Effort discretion economic agency and behavioral economics: Transforming economic theory and public policy

Research output: Chapter in Book/Report/Conference proceedingChapter

Abstract

Harvey Leibenstein made critical contributions to the theory of the firm and our appreciation of the importance of human agency to economic performance through his development of efficiency wage and X-efficiency theories. The former set the basis for contemporary efficiency wage theory such as developed by Akerlof (1980, 1982, 1984), Shapiro and Stiglitz (1984), and Stiglitz (1976, 1987). Although X-efficiency theory has not received the same press as efficiency wage theory, the latter is a sub-set of the former and has become central to a multitude of empirical works attempting to measure the extent to which efficiency deviates from the neoclassical ideal where it is assumed that effort input is maximized by economic agents (Frantz, 1997).
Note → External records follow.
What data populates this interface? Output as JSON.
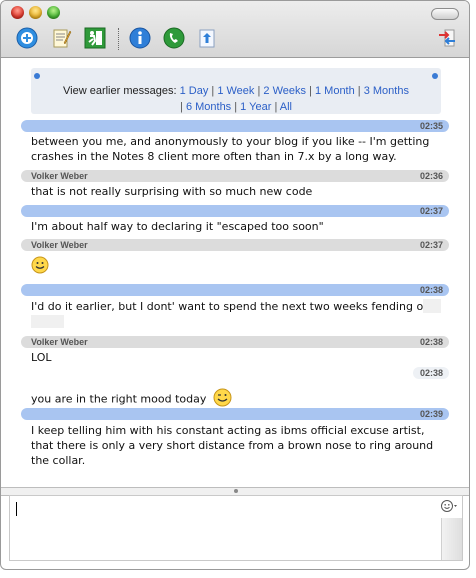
{
  "toolbar": {
    "icons": [
      "add-contact-icon",
      "notepad-icon",
      "exit-icon",
      "info-icon",
      "phone-icon",
      "share-icon",
      "transfer-icon"
    ]
  },
  "history": {
    "prefix": "View earlier messages:",
    "links": [
      "1 Day",
      "1 Week",
      "2 Weeks",
      "1 Month",
      "3 Months",
      "6 Months",
      "1 Year",
      "All"
    ]
  },
  "messages": [
    {
      "sender": "",
      "time": "02:35",
      "text": "between you me, and anonymously to your blog if you like -- I'm getting crashes in the Notes 8 client more often than in 7.x by a long way."
    },
    {
      "sender": "Volker Weber",
      "time": "02:36",
      "text": "that is not really surprising with so much new code"
    },
    {
      "sender": "",
      "time": "02:37",
      "text": "I'm about half way to declaring it \"escaped too soon\""
    },
    {
      "sender": "Volker Weber",
      "time": "02:37",
      "text": ""
    },
    {
      "sender": "",
      "time": "02:38",
      "text": "I'd do it earlier, but I dont' want to spend the next two weeks fending off"
    },
    {
      "sender": "Volker Weber",
      "time": "02:38",
      "text": "LOL"
    },
    {
      "sender": "",
      "time": "02:38",
      "text": "you are in the right mood today"
    },
    {
      "sender": "",
      "time": "02:39",
      "text": "I keep telling him with his constant acting as ibms official excuse artist, that there is only a very short distance from a brown nose to ring around the collar."
    }
  ],
  "colors": {
    "accent": "#2b5fc7",
    "my_header": "#a9c5f1",
    "other_header": "#dcdcdc"
  }
}
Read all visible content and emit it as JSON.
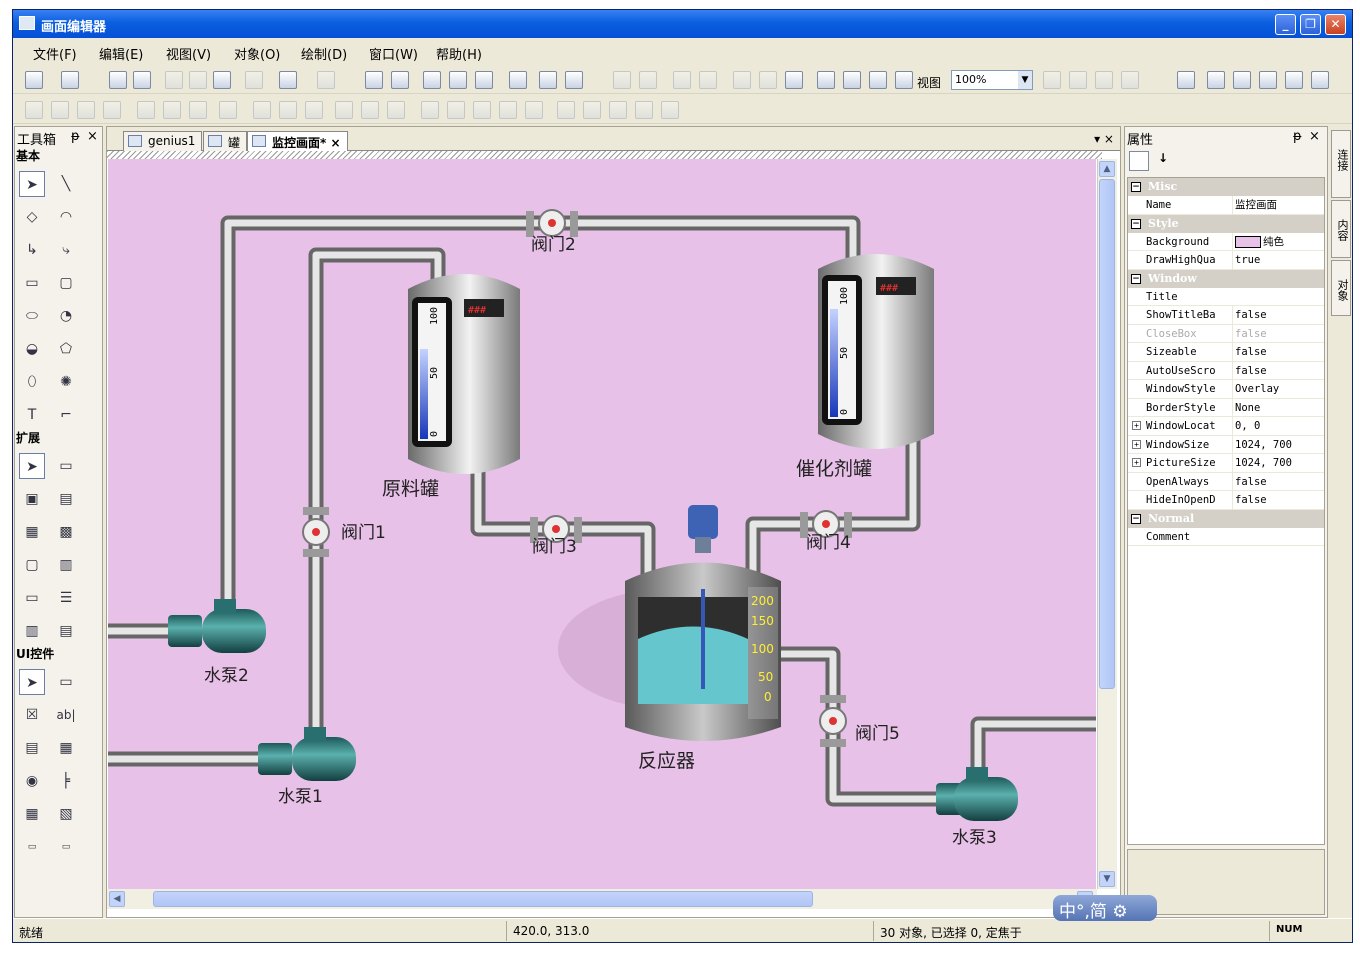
{
  "window": {
    "title": "画面编辑器"
  },
  "menu": [
    "文件(F)",
    "编辑(E)",
    "视图(V)",
    "对象(O)",
    "绘制(D)",
    "窗口(W)",
    "帮助(H)"
  ],
  "toolbar": {
    "view_label": "视图",
    "zoom": "100%"
  },
  "toolbox": {
    "title": "工具箱",
    "pin": "ᵽ",
    "close": "×",
    "sections": [
      "基本",
      "扩展",
      "UI控件"
    ],
    "ui_text_tool": "ab|"
  },
  "tabs": [
    {
      "label": "genius1",
      "active": false
    },
    {
      "label": "罐",
      "active": false
    },
    {
      "label": "监控画面*",
      "active": true
    }
  ],
  "tab_close": "×",
  "tab_menu": "▾ ×",
  "scada": {
    "valves": [
      "阀门1",
      "阀门2",
      "阀门3",
      "阀门4",
      "阀门5"
    ],
    "pumps": [
      "水泵1",
      "水泵2",
      "水泵3"
    ],
    "tank_raw": "原料罐",
    "tank_catalyst": "催化剂罐",
    "reactor": "反应器",
    "tank_scale": [
      "100",
      "50",
      "0"
    ],
    "tank_digits": "###",
    "reactor_scale": [
      "200",
      "150",
      "100",
      "50",
      "0"
    ],
    "colors": {
      "canvas": "#e8c1e8",
      "pipe": "#bfbfbf",
      "pump": "#2a7a7a",
      "gauge": "#2b4fc8"
    }
  },
  "properties": {
    "title": "属性",
    "pin": "ᵽ",
    "close": "×",
    "categories": [
      {
        "name": "Misc",
        "rows": [
          {
            "name": "Name",
            "value": "监控画面"
          }
        ]
      },
      {
        "name": "Style",
        "rows": [
          {
            "name": "Background",
            "value": "纯色",
            "swatch": "#e8c1e8"
          },
          {
            "name": "DrawHighQua",
            "value": "true"
          }
        ]
      },
      {
        "name": "Window",
        "rows": [
          {
            "name": "Title",
            "value": ""
          },
          {
            "name": "ShowTitleBa",
            "value": "false"
          },
          {
            "name": "CloseBox",
            "value": "false",
            "disabled": true
          },
          {
            "name": "Sizeable",
            "value": "false"
          },
          {
            "name": "AutoUseScro",
            "value": "false"
          },
          {
            "name": "WindowStyle",
            "value": "Overlay"
          },
          {
            "name": "BorderStyle",
            "value": "None"
          },
          {
            "name": "WindowLocat",
            "value": "0,  0",
            "expand": true
          },
          {
            "name": "WindowSize",
            "value": "1024,  700",
            "expand": true
          },
          {
            "name": "PictureSize",
            "value": "1024,  700",
            "expand": true
          },
          {
            "name": "OpenAlways",
            "value": "false"
          },
          {
            "name": "HideInOpenD",
            "value": "false"
          }
        ]
      },
      {
        "name": "Normal",
        "rows": [
          {
            "name": "Comment",
            "value": ""
          }
        ]
      }
    ]
  },
  "side_tabs": [
    "连接",
    "内容",
    "对象"
  ],
  "status": {
    "ready": "就绪",
    "coords": "420.0,  313.0",
    "objects": "30 对象, 已选择 0, 定焦于",
    "num": "NUM"
  },
  "ime": {
    "label": "中°,简"
  }
}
Original languageEnglish
Title of host publicationRenaissance in Behavioral Economics
Subtitle of host publicationEssays in Honour of Harvey Leibenstein
PublisherRoutledge Taylor & Francis Group
Pages105-145
Number of pages41
ISBN (Print)0203020871, 9780203020876
DOIs
Publication statusPublished - 6 Jun 2007
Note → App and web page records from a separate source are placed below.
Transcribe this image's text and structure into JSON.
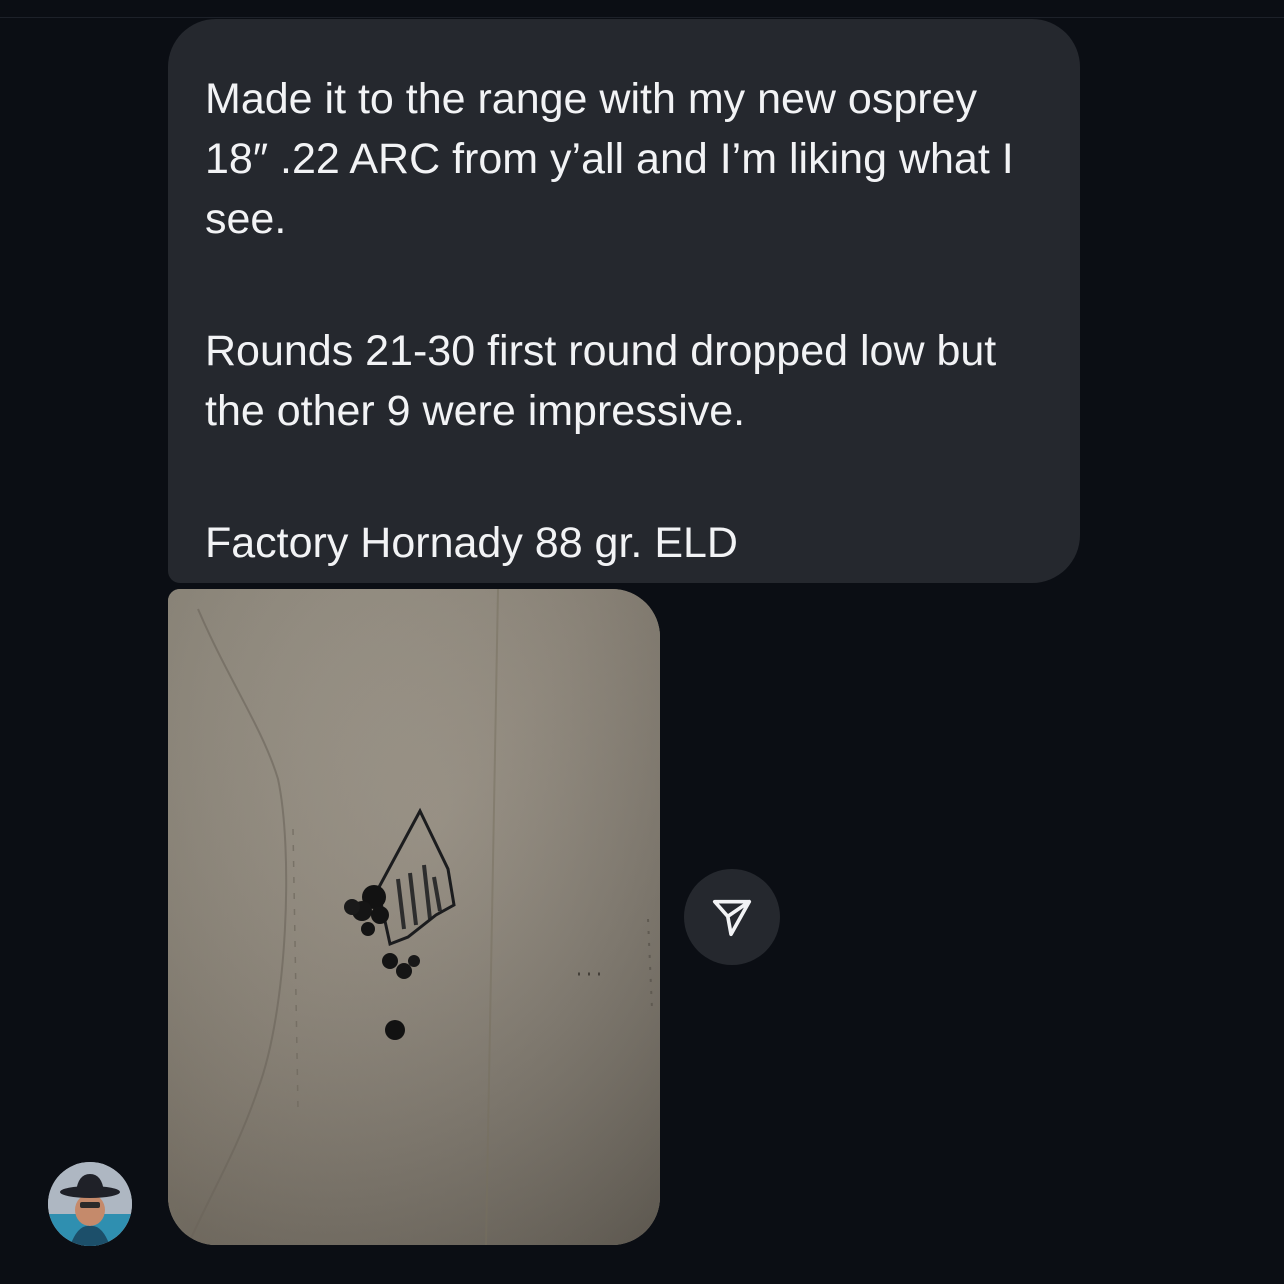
{
  "conversation": {
    "message": {
      "paragraph_1": "Made it to the range with my new osprey 18″ .22 ARC from y’all and I’m liking what I see.",
      "paragraph_2": "Rounds 21-30 first round dropped low but the other 9 were impressive.",
      "paragraph_3": "Factory Hornady 88 gr. ELD"
    },
    "attachment": {
      "kind": "photo",
      "subject": "cardboard target with shot group"
    },
    "share_button": {
      "icon": "send-arrow-icon"
    },
    "sender_avatar": {
      "icon": "profile-photo"
    }
  },
  "colors": {
    "background": "#0b0e14",
    "bubble": "#25282e",
    "text": "#f2f3f5"
  }
}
Fingerprint Dive into the research topics of 'Effort discretion economic agency and behavioral economics: Transforming economic theory and public policy'. Together they form a unique fingerprint.

  • Cite this

    Altman, M. (2007). Effort discretion economic agency and behavioral economics: Transforming economic theory and public policy. In Renaissance in Behavioral Economics: Essays in Honour of Harvey Leibenstein (pp. 105-145). Routledge Taylor & Francis Group. https://doi.org/10.4324/9780203020876